_YOUR OBJECTIVE_
Repeat the entries verbatim.

* * * * * * * * *

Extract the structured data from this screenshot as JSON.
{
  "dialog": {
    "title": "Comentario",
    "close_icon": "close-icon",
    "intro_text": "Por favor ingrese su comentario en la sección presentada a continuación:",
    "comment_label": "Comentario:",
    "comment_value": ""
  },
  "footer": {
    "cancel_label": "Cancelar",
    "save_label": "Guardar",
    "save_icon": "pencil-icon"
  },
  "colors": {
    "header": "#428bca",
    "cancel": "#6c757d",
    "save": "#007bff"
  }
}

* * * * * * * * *

_TASK RESPONSE_
Extract the structured data from this screenshot as JSON.
{
  "dialog": {
    "title": "Comentario",
    "close_icon": "close-icon",
    "intro_text": "Por favor ingrese su comentario en la sección presentada a continuación:",
    "comment_label": "Comentario:",
    "comment_value": ""
  },
  "footer": {
    "cancel_label": "Cancelar",
    "save_label": "Guardar",
    "save_icon": "pencil-icon"
  },
  "colors": {
    "header": "#428bca",
    "cancel": "#6c757d",
    "save": "#007bff"
  }
}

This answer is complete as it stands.